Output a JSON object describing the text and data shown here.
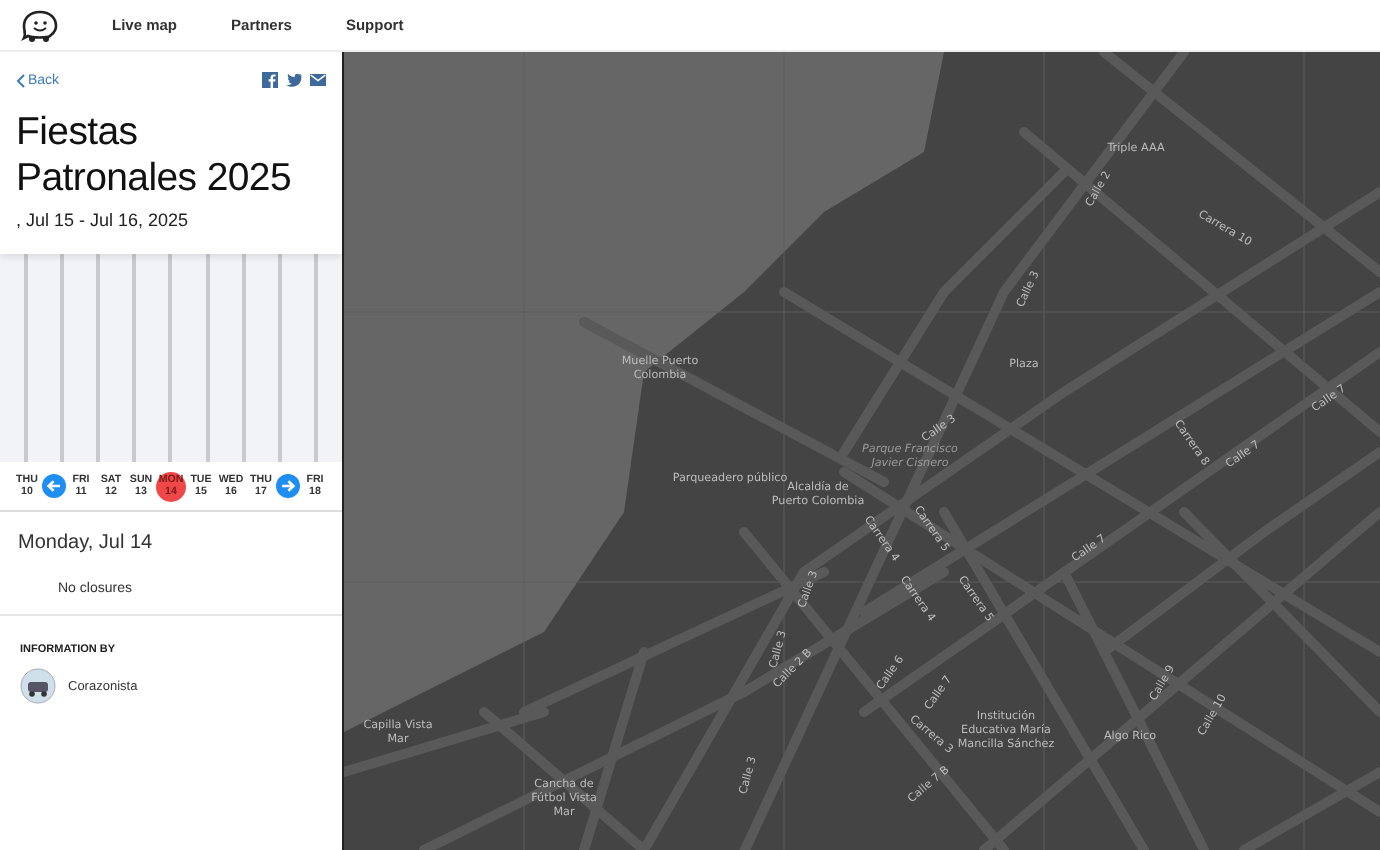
{
  "nav": {
    "links": [
      {
        "label": "Live map"
      },
      {
        "label": "Partners"
      },
      {
        "label": "Support"
      }
    ]
  },
  "event": {
    "back": "Back",
    "title": "Fiestas Patronales 2025",
    "dates": ", Jul 15 - Jul 16, 2025"
  },
  "timeline": {
    "days": [
      {
        "weekday": "THU",
        "date": "10",
        "selected": false
      },
      {
        "weekday": "FRI",
        "date": "11",
        "selected": false
      },
      {
        "weekday": "SAT",
        "date": "12",
        "selected": false
      },
      {
        "weekday": "SUN",
        "date": "13",
        "selected": false
      },
      {
        "weekday": "MON",
        "date": "14",
        "selected": true
      },
      {
        "weekday": "TUE",
        "date": "15",
        "selected": false
      },
      {
        "weekday": "WED",
        "date": "16",
        "selected": false
      },
      {
        "weekday": "THU",
        "date": "17",
        "selected": false
      },
      {
        "weekday": "FRI",
        "date": "18",
        "selected": false
      }
    ]
  },
  "day_detail": {
    "heading": "Monday, Jul 14",
    "status": "No closures"
  },
  "information": {
    "heading": "INFORMATION BY",
    "author": "Corazonista"
  },
  "map": {
    "labels": [
      {
        "text": "Triple AAA",
        "kind": "place"
      },
      {
        "text": "Calle 2",
        "kind": "street"
      },
      {
        "text": "Carrera 10",
        "kind": "street"
      },
      {
        "text": "Calle 3",
        "kind": "street"
      },
      {
        "text": "Muelle Puerto Colombia",
        "kind": "place"
      },
      {
        "text": "Plaza",
        "kind": "place"
      },
      {
        "text": "Calle 3",
        "kind": "street"
      },
      {
        "text": "Parque Francisco Javier Cisnero",
        "kind": "park"
      },
      {
        "text": "Parqueadero público",
        "kind": "place"
      },
      {
        "text": "Alcaldía de Puerto Colombia",
        "kind": "place"
      },
      {
        "text": "Carrera 8",
        "kind": "street"
      },
      {
        "text": "Calle 7",
        "kind": "street"
      },
      {
        "text": "Calle 7",
        "kind": "street"
      },
      {
        "text": "Carrera 4",
        "kind": "street"
      },
      {
        "text": "Carrera 5",
        "kind": "street"
      },
      {
        "text": "Calle 7",
        "kind": "street"
      },
      {
        "text": "Carrera 4",
        "kind": "street"
      },
      {
        "text": "Carrera 5",
        "kind": "street"
      },
      {
        "text": "Calle 3",
        "kind": "street"
      },
      {
        "text": "Calle 3",
        "kind": "street"
      },
      {
        "text": "Calle 2 B",
        "kind": "street"
      },
      {
        "text": "Calle 6",
        "kind": "street"
      },
      {
        "text": "Calle 7",
        "kind": "street"
      },
      {
        "text": "Calle 9",
        "kind": "street"
      },
      {
        "text": "Institución Educativa María Mancilla Sánchez",
        "kind": "place"
      },
      {
        "text": "Carrera 3",
        "kind": "street"
      },
      {
        "text": "Calle 10",
        "kind": "street"
      },
      {
        "text": "Algo Rico",
        "kind": "place"
      },
      {
        "text": "Capilla Vista Mar",
        "kind": "place"
      },
      {
        "text": "Calle 7 B",
        "kind": "street"
      },
      {
        "text": "Calle 3",
        "kind": "street"
      },
      {
        "text": "Cancha de Fútbol Vista Mar",
        "kind": "place"
      }
    ]
  }
}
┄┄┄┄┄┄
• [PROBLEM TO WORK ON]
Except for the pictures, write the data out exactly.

• [RESULT OF THE EXERCISE]
Output a JSON object describing the text and data shown here.
{
  "nav": {
    "links": [
      {
        "label": "Live map"
      },
      {
        "label": "Partners"
      },
      {
        "label": "Support"
      }
    ]
  },
  "event": {
    "back": "Back",
    "title": "Fiestas Patronales 2025",
    "dates": ", Jul 15 - Jul 16, 2025"
  },
  "timeline": {
    "days": [
      {
        "weekday": "THU",
        "date": "10",
        "selected": false
      },
      {
        "weekday": "FRI",
        "date": "11",
        "selected": false
      },
      {
        "weekday": "SAT",
        "date": "12",
        "selected": false
      },
      {
        "weekday": "SUN",
        "date": "13",
        "selected": false
      },
      {
        "weekday": "MON",
        "date": "14",
        "selected": true
      },
      {
        "weekday": "TUE",
        "date": "15",
        "selected": false
      },
      {
        "weekday": "WED",
        "date": "16",
        "selected": false
      },
      {
        "weekday": "THU",
        "date": "17",
        "selected": false
      },
      {
        "weekday": "FRI",
        "date": "18",
        "selected": false
      }
    ]
  },
  "day_detail": {
    "heading": "Monday, Jul 14",
    "status": "No closures"
  },
  "information": {
    "heading": "INFORMATION BY",
    "author": "Corazonista"
  },
  "map": {
    "labels": [
      {
        "text": "Triple AAA",
        "kind": "place"
      },
      {
        "text": "Calle 2",
        "kind": "street"
      },
      {
        "text": "Carrera 10",
        "kind": "street"
      },
      {
        "text": "Calle 3",
        "kind": "street"
      },
      {
        "text": "Muelle Puerto Colombia",
        "kind": "place"
      },
      {
        "text": "Plaza",
        "kind": "place"
      },
      {
        "text": "Calle 3",
        "kind": "street"
      },
      {
        "text": "Parque Francisco Javier Cisnero",
        "kind": "park"
      },
      {
        "text": "Parqueadero público",
        "kind": "place"
      },
      {
        "text": "Alcaldía de Puerto Colombia",
        "kind": "place"
      },
      {
        "text": "Carrera 8",
        "kind": "street"
      },
      {
        "text": "Calle 7",
        "kind": "street"
      },
      {
        "text": "Calle 7",
        "kind": "street"
      },
      {
        "text": "Carrera 4",
        "kind": "street"
      },
      {
        "text": "Carrera 5",
        "kind": "street"
      },
      {
        "text": "Calle 7",
        "kind": "street"
      },
      {
        "text": "Carrera 4",
        "kind": "street"
      },
      {
        "text": "Carrera 5",
        "kind": "street"
      },
      {
        "text": "Calle 3",
        "kind": "street"
      },
      {
        "text": "Calle 3",
        "kind": "street"
      },
      {
        "text": "Calle 2 B",
        "kind": "street"
      },
      {
        "text": "Calle 6",
        "kind": "street"
      },
      {
        "text": "Calle 7",
        "kind": "street"
      },
      {
        "text": "Calle 9",
        "kind": "street"
      },
      {
        "text": "Institución Educativa María Mancilla Sánchez",
        "kind": "place"
      },
      {
        "text": "Carrera 3",
        "kind": "street"
      },
      {
        "text": "Calle 10",
        "kind": "street"
      },
      {
        "text": "Algo Rico",
        "kind": "place"
      },
      {
        "text": "Capilla Vista Mar",
        "kind": "place"
      },
      {
        "text": "Calle 7 B",
        "kind": "street"
      },
      {
        "text": "Calle 3",
        "kind": "street"
      },
      {
        "text": "Cancha de Fútbol Vista Mar",
        "kind": "place"
      }
    ]
  }
}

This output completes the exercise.